Gov. Brian Kemp on Wednesday extended Georgia’s coronavirus restrictions while explicitly banning cities and counties from adopting rules requiring masks or other face coverings, a measure that could bolster the state’s case in a possible legal battle.
Kemp’s executive order — which was set to expire Wednesday evening — still encourages, rather than requires, Georgians to wear masks in public. The governor has called such a requirement “a bridge too far,” and his office has said local mandates are unenforceable.
The governor’s coronavirus orders have for months banned local governments from taking more restrictive or lenient steps than the state. But the new set of rules he signed on Wednesday specified for the first time that cities and counties can’t require the use of masks or other face coverings.
That could improve the state’s standing in a courtroom fight against a string of cities that have defied Kemp’s emergency order by requiring masks. Savannah led that charge earlier this month, and since then other cities including Atlanta, Athens and Augusta have followed suit.

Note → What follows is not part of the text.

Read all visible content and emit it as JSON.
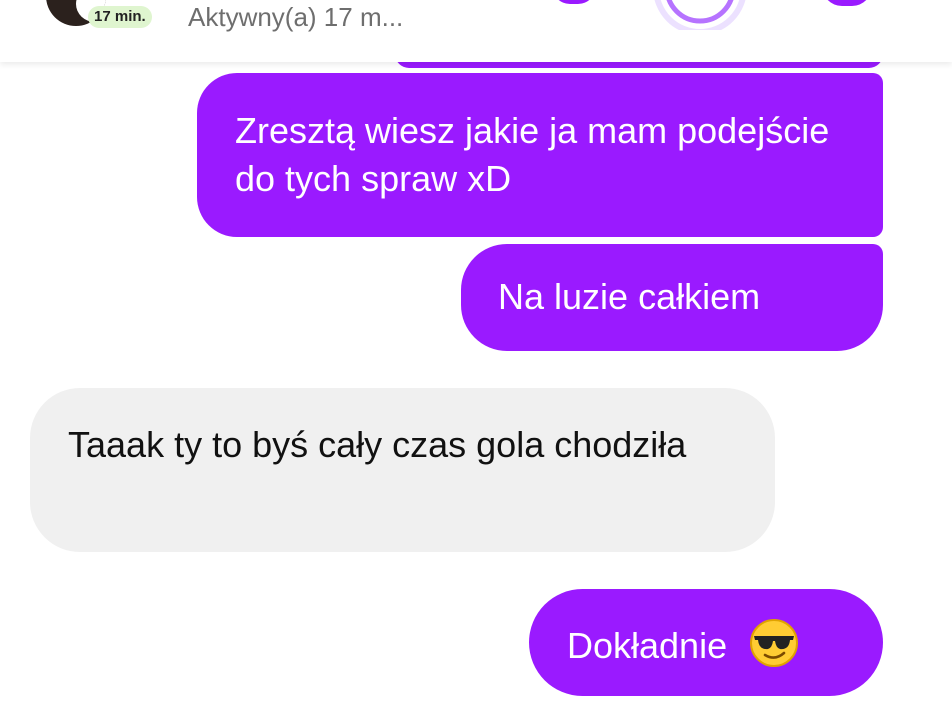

The governor’s order also requires vulnerable people to shelter in place, restricts gatherings of more than 50 people, and mandates that restaurants and other businesses take numerous precautions.